How do you know if your content is right for this kind of presentation? Well, it should be relatively short. When read aloud, the script should take no more than three to five minutes in length. A script is necessary before beginning this kind of project so that the illustrations can be planned. It also helps if the content is vivid in some way — humorous, ironic, vivid in figurative language or imagery, or somehow able to be conveyed or partially conveyed in simple drawings.
How do you proceed if you’re interested in having this sort of resource in your online or hybrid class? Contact Ecampus!
Digital timelines are a great way to display a series of events in your online course. They can be used to capture historical events or a series of steps that occur in specific order, for example, a lab activity.
TimelineJS is an easy to use online tool that allows you to create a timeline by pulling in various types of online media such as video, images, and maps from easy to integrate sites such as Twitter, Flickr, Google Maps, YouTube, Vimeo, Vine, Dailymotion, Wikipedia, and SoundCloud. The magic happens in a Google spreadsheet and it is as simple as inserting dates, links, and text into the appropriate columns.
If you are interested in having Ecampus create a timeline for you using this tool, all you need to do is contact your instructional designer. Click the image above to view a timeline that was created for French 329, a course on francophone cultures and film.
Providing feedback to students is a critical component in any course and perhaps even more important in an online course where the instructor and students are not in the same physical space. Although written feedback is the primary method used when providing feedback to students, some instructors are turning to the use of audio feedback and finding that it is both easy to do and effective. Research has shown that audio feedback can allow for more nuanced messages to the student. It has also been shown to involve the student more deeply in a class and make them feel that the instructor really cares. One study even found an association between the use of audio feedback and better retention of course content.
There are several online tools that allow you to create and share audio clips easily. One that I’ve used recently is Chirbit. You only need a microphone and you can record clips up to five minutes in length. There is no limit to the number of audio posts that you can share on Chirbit. Once you create an audio clip you can mark it as private and then share the link that is provided with your student.
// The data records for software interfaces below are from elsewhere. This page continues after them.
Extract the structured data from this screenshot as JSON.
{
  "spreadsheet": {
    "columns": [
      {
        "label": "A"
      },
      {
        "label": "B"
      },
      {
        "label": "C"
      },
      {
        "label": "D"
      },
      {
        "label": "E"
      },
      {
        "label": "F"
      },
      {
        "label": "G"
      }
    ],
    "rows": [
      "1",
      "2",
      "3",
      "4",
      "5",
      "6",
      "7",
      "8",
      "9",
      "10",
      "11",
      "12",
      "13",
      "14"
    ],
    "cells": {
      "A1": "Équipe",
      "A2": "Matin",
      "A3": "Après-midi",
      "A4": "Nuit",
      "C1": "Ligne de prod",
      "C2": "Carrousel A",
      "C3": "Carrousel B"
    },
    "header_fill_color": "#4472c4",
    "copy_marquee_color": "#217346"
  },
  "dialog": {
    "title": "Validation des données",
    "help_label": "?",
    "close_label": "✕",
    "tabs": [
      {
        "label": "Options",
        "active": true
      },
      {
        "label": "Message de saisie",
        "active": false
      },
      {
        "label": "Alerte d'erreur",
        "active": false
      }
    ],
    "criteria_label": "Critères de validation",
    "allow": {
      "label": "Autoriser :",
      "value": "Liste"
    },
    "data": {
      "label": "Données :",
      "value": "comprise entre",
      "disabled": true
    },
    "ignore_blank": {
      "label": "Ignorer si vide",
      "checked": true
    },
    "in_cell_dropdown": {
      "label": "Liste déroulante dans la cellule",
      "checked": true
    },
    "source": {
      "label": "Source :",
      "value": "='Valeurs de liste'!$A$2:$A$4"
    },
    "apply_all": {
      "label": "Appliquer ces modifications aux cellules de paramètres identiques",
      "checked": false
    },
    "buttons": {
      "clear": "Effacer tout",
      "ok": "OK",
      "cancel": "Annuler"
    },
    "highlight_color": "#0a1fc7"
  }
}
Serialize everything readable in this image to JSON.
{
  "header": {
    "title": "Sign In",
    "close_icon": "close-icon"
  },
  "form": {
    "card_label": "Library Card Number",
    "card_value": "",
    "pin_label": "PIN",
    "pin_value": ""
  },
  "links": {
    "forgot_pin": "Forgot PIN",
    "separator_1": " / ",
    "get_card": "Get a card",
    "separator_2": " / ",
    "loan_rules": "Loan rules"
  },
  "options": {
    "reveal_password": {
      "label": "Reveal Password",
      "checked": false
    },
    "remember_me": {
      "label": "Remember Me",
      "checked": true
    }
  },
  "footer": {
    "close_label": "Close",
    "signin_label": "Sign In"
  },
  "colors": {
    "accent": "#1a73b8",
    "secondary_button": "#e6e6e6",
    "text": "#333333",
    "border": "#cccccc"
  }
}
Chirbit has a number of other capabilities for sharing clips that you can explore even further, including the ability to attach transcripts or QR codes directly to audio clips.
Consider choosing one assignment next term that you could experiment with by providing audio feedback to students. Some instructors have reported that giving audio feedback is actually more efficient for them than giving written feedback. It is definitely another way to extend your presence in the online classroom.